Return the lines below exactly, starting with the line that contains "Decode this image" and stopping after the last line.

[Items from an interface collection]
#####
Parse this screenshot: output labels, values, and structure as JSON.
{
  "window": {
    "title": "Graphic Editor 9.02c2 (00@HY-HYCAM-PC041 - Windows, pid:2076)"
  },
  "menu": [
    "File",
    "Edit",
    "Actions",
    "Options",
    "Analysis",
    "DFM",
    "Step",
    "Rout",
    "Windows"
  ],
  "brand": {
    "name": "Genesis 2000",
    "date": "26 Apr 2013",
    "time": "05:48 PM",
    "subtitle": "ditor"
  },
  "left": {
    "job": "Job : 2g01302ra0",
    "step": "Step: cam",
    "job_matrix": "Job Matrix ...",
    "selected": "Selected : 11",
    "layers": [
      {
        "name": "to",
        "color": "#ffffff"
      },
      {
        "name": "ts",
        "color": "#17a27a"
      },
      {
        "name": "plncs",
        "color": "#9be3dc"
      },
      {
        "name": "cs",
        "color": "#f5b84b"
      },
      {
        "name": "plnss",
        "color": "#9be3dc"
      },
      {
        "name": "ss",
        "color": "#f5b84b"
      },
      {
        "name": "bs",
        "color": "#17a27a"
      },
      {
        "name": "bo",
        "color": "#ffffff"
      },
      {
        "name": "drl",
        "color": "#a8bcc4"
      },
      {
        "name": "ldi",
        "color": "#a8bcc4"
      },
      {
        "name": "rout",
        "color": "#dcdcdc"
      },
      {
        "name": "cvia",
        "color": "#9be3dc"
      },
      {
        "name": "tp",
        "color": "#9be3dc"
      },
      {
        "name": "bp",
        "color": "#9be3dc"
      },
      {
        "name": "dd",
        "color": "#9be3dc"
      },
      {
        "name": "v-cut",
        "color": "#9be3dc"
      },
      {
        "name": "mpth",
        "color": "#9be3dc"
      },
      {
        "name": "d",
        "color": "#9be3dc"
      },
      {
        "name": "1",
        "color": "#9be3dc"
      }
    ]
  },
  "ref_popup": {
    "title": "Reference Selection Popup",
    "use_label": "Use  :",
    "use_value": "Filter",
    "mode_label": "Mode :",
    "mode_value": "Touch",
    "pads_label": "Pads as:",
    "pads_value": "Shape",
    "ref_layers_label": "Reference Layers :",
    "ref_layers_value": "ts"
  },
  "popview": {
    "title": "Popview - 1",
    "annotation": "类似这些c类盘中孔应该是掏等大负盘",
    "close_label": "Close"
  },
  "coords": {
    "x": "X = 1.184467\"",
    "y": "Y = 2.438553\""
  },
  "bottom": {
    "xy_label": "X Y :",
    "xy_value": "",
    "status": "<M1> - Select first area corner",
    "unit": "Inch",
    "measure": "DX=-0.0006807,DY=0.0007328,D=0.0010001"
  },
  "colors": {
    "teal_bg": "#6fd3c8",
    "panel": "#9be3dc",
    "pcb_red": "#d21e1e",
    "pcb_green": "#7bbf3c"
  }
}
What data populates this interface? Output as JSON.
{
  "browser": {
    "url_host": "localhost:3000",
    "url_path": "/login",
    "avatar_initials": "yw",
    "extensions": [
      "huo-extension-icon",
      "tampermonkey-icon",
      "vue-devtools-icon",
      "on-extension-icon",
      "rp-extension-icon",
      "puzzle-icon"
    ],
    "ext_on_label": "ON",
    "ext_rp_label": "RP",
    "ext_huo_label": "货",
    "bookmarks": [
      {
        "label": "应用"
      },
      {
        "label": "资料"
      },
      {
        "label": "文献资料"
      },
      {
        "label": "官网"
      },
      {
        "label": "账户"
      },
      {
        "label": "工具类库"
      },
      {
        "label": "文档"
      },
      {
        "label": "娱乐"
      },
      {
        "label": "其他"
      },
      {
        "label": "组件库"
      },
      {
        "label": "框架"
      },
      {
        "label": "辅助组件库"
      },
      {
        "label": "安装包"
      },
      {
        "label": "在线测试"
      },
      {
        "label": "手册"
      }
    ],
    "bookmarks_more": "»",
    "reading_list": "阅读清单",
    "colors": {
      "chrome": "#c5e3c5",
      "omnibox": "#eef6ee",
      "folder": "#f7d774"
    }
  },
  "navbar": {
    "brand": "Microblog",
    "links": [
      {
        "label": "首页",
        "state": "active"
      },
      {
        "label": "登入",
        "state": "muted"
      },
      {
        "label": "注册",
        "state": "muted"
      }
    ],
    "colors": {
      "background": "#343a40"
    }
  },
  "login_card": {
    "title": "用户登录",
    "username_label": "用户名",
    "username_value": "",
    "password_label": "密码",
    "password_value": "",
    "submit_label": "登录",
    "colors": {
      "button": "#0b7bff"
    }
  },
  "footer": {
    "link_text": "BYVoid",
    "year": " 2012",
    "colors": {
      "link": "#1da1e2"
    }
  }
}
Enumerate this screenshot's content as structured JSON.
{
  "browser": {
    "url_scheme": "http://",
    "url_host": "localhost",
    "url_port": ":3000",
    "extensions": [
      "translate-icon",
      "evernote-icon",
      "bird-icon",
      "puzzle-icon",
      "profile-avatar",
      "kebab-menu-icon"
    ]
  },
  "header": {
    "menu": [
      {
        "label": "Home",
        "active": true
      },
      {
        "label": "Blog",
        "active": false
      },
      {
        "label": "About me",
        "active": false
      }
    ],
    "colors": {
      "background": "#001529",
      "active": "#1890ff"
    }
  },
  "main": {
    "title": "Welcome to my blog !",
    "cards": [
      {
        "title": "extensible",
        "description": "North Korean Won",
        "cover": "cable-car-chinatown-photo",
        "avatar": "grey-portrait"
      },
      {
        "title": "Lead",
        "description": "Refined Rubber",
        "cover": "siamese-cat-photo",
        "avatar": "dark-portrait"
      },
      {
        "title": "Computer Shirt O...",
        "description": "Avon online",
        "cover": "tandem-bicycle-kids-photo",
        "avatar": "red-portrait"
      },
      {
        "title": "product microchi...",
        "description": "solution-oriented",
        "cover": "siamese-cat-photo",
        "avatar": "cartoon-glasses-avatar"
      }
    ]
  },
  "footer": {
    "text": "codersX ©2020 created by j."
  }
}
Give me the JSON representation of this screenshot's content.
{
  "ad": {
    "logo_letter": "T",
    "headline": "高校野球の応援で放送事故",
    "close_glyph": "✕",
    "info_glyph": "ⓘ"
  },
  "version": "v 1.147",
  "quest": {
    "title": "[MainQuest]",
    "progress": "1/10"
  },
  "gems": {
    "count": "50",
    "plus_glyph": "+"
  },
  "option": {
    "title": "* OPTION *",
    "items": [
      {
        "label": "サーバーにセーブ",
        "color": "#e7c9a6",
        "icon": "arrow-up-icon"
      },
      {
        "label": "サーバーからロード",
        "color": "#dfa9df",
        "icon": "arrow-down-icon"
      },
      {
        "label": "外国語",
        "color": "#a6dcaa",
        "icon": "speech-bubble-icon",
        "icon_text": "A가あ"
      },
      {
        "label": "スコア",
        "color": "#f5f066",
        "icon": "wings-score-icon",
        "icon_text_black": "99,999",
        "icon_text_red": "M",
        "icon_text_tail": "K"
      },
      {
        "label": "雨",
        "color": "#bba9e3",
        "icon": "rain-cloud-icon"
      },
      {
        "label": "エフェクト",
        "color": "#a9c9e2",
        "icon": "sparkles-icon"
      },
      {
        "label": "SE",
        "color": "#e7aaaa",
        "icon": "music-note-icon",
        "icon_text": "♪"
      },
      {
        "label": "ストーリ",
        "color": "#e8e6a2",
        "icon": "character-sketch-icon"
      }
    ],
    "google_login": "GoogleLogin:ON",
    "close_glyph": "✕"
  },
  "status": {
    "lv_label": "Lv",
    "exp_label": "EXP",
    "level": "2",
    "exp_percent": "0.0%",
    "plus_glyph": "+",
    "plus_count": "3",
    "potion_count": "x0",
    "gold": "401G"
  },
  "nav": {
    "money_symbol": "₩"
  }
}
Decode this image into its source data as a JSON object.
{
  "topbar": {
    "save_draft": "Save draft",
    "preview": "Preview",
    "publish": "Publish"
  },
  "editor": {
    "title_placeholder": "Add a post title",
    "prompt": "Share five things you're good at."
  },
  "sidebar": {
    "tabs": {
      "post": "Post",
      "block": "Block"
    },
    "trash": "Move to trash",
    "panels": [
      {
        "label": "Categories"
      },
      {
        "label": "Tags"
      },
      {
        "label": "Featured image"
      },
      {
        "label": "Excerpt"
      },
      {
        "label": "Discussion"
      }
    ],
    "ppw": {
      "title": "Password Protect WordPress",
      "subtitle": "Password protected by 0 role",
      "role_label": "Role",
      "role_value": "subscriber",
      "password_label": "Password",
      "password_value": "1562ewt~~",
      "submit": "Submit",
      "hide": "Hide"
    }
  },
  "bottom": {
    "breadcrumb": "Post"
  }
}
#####
ANSWER SPACE -
Decode this image into its source data as a JSON object.
{
  "topbar": {
    "save_draft": "Save draft",
    "preview": "Preview",
    "publish": "Publish"
  },
  "editor": {
    "title_placeholder": "Add a post title",
    "prompt": "Share five things you're good at."
  },
  "sidebar": {
    "tabs": {
      "post": "Post",
      "block": "Block"
    },
    "trash": "Move to trash",
    "panels": [
      {
        "label": "Categories"
      },
      {
        "label": "Tags"
      },
      {
        "label": "Featured image"
      },
      {
        "label": "Excerpt"
      },
      {
        "label": "Discussion"
      }
    ],
    "ppw": {
      "title": "Password Protect WordPress",
      "subtitle": "Password protected by 0 role",
      "role_label": "Role",
      "role_value": "subscriber",
      "password_label": "Password",
      "password_value": "1562ewt~~",
      "submit": "Submit",
      "hide": "Hide"
    }
  },
  "bottom": {
    "breadcrumb": "Post"
  }
}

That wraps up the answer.